The “compromise” proposal on extended background checks by Sens. Manchin and Toomey failed Wednesday by six votes, prompting a firestorm of outrage from gun rights activists. Sen. Harry Reid blasted Senate Republicans for ‘ignoring the voices of an overwhelming majority of Americans’ and President Obama condemned the Senate’s failure to pass reform as “shameful.” Many pledged that the fight isn’t over, however, including Sen. Manchin:
“We’re gonna pass this,” Sen. Joe Manchin (D-W.Va.) told gun-control-backing MSNBC host Joe Scarborough on “Morning Joe.” “Don’t you give up. Don’t you give up.”
“These are good people,” Manchin said of other conservative Democrats who opposed the legislation. “I’ve got to sit down. There’s more work I’ve got to do. I’ve got to sit down and work with my colleagues. Heidi Heitkamp is my friend. I’m just so tickled to death she is there. I got to get Heidi comfortable so the people in North Dakota know how good she is and what we can do to make her feel comfortable that we represented the people. … I’m not going to allow a criminal or an Al Qaeda terrorist to be able to go to the gun show like he advertised to pick up guns but if there is some language that is uncomfortable, I’ve got to work harder to make them comfortable. … If the NRA didn’t score this, we would’ve had 15 more votes.”

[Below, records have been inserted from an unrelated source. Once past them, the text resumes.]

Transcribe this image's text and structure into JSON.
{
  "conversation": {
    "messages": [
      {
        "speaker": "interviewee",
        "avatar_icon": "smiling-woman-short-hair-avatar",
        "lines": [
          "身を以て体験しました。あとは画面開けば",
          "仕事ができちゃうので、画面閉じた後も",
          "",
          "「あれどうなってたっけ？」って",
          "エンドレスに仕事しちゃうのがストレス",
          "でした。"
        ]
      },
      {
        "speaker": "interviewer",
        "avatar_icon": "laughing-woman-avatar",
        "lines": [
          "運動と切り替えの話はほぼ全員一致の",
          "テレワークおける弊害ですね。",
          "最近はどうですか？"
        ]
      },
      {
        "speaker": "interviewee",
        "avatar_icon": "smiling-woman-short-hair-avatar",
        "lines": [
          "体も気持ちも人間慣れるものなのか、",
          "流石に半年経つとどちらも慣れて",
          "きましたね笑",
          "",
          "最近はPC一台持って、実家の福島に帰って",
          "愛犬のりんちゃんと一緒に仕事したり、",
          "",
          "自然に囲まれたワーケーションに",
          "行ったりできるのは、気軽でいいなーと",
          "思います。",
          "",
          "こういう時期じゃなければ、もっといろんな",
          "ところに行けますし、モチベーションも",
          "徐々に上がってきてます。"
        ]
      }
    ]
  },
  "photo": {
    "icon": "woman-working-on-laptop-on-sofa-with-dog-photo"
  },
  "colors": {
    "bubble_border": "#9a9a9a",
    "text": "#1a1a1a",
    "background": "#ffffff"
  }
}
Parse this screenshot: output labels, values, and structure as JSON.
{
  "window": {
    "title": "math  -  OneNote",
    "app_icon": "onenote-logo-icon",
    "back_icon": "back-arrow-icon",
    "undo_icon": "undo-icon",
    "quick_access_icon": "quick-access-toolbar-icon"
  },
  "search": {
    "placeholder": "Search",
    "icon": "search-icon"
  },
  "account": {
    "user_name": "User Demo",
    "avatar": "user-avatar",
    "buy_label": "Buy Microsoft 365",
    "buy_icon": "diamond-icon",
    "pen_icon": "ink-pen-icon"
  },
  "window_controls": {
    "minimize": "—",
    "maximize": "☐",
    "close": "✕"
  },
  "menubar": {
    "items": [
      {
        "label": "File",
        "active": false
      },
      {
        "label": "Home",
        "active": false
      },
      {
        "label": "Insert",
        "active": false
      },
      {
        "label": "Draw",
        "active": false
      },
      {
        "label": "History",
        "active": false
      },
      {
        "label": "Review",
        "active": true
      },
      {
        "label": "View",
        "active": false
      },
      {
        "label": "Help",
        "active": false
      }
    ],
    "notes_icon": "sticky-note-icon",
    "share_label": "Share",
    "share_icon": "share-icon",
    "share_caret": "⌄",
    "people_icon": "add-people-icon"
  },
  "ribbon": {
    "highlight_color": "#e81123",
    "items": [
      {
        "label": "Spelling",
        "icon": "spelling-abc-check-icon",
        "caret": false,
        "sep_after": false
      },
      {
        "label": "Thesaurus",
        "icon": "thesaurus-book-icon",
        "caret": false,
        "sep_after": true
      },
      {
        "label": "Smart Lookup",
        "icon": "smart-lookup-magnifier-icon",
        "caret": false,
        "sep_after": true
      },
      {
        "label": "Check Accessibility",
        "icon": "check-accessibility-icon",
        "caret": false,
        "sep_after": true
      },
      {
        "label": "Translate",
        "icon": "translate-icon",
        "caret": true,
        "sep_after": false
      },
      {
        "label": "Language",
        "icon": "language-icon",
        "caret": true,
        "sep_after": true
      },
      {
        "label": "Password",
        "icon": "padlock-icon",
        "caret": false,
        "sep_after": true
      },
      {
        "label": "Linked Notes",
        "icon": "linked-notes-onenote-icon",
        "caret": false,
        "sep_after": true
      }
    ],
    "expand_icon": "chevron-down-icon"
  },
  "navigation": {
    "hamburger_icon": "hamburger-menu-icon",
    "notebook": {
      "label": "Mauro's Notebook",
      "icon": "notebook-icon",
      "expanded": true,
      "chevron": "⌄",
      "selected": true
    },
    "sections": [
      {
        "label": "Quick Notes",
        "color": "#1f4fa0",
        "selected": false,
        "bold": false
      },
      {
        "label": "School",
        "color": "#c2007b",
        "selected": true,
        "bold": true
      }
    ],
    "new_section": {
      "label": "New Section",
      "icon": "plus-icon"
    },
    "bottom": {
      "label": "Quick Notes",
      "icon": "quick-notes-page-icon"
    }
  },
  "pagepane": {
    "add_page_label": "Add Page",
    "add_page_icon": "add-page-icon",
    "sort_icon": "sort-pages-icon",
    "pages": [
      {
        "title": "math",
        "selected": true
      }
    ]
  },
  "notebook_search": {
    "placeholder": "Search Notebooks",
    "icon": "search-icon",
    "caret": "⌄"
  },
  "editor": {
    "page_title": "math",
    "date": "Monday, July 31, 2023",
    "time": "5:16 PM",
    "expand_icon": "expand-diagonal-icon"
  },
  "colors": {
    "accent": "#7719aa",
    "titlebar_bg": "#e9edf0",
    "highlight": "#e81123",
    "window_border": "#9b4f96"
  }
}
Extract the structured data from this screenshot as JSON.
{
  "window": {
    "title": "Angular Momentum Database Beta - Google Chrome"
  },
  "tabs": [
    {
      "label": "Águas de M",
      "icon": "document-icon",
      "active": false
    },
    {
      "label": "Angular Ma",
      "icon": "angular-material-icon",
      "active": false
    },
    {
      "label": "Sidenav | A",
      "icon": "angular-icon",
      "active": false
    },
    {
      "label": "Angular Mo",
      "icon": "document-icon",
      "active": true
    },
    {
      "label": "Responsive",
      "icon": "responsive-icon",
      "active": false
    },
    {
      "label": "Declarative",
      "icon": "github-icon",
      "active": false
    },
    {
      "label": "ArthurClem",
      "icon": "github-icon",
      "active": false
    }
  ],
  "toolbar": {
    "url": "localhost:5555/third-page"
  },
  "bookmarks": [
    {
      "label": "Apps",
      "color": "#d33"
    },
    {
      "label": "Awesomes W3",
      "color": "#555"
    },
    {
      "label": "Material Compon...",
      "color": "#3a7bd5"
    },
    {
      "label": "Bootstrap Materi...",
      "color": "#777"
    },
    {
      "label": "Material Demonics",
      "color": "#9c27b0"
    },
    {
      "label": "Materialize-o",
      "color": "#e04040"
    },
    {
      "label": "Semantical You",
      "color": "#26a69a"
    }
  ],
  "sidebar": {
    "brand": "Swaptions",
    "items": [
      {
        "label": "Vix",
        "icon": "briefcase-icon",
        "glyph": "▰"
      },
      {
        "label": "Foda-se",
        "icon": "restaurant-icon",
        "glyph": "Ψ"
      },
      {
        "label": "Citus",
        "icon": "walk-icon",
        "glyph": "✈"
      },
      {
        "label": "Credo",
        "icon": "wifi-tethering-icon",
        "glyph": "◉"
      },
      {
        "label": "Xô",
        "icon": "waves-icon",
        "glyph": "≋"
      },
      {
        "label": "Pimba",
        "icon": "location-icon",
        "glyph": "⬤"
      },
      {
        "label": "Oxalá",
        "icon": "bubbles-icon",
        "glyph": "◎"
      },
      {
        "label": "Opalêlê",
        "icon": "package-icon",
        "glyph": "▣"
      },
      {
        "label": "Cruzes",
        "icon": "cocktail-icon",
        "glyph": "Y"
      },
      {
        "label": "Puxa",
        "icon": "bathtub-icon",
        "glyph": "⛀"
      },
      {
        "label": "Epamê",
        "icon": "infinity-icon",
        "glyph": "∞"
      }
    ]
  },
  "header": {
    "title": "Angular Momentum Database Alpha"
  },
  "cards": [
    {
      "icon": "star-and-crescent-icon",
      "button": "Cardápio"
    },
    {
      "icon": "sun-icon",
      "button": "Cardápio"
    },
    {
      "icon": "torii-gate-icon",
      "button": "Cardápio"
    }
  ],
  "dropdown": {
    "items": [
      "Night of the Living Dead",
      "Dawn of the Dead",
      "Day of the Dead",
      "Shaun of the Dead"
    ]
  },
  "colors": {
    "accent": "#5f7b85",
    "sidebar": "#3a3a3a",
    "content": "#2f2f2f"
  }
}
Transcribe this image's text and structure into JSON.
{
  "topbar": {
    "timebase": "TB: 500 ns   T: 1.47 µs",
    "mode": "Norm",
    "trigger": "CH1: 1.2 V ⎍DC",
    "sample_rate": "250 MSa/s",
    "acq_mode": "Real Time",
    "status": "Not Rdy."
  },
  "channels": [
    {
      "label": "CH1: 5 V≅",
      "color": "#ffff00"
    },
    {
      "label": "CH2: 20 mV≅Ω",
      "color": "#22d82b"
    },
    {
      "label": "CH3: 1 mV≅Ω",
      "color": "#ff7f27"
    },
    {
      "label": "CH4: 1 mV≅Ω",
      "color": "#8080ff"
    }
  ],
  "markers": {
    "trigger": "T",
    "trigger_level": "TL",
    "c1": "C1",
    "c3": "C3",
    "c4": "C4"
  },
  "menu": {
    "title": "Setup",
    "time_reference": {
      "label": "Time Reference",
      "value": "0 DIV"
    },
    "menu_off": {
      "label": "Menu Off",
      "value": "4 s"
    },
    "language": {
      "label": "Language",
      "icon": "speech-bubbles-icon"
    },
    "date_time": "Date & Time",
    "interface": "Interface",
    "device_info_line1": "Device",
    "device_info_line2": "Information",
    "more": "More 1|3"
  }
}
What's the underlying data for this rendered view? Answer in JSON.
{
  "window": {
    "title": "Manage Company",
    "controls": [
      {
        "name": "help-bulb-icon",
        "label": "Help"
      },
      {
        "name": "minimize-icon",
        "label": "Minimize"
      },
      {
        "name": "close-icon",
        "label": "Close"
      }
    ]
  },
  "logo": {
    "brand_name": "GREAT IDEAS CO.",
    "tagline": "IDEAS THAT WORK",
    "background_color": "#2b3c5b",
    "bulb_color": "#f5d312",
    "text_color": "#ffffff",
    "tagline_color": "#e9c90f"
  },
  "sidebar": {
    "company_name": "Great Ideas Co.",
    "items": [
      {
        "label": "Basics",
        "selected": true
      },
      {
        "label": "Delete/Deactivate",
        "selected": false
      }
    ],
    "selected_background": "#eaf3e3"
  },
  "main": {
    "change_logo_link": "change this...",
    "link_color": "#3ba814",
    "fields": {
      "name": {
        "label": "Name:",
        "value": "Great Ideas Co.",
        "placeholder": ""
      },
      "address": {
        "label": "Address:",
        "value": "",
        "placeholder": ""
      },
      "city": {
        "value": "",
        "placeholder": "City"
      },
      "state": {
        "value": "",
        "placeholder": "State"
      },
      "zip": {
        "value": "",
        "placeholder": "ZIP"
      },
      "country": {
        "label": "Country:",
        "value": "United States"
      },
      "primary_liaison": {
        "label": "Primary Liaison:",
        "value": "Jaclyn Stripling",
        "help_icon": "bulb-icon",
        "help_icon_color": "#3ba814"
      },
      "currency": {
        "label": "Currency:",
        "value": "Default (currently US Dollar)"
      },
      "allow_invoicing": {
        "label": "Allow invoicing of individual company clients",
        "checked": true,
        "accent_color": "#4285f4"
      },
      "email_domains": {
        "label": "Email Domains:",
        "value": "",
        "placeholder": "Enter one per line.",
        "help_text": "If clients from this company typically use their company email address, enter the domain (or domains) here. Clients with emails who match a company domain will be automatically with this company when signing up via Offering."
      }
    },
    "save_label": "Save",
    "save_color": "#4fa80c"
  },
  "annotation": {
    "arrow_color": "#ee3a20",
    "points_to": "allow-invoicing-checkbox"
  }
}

Throughout the gun-control debate activists have repeated the mantra that 40 percent of all gun purchases at gun shows are private sales and thus, not subject to a background check. This simply isn’t true—the figure is based on extremely outdated and exaggerated statistics. Moreover, the al Qaeda reference Manchin pointed to is ridiculous and based on a resurfaced 2011 video of American-born al Qaeda spokesman Adam Gadahn talking about how easy it is to get a firearm in America. The video is full of falsehoods, however. But most importantly, the Manchin/Toomey background check proposal would not have prevented what happened in Newtown, Aurora or Tucson.
While Democrats and the media portray gun control as the most pressing issue in America, a recent Gallup poll shows that only 4 percent of Americans agree. In the same poll, 24 percent say the economy in general is the most important problem facing this country, which is exactly what Sen. Toomey is shifting his focus to:
“We have a lot of other issues we have to deal with,” Pennsylvania GOP Sen. Pat Toomey told the Allentown Morning Call. “Chief among them is getting our fiscal house in order. I’ll be getting back to that.” […]
Despite his desire to return to his signature economic issues, Toomey said he doesn’t regret working with Manchin on the bill.
“I did the best I could. I wish it had passed, but the Senate has spoken and these things happen,” he told the paper. “It’s always worth it to do the right thing … no regrets.”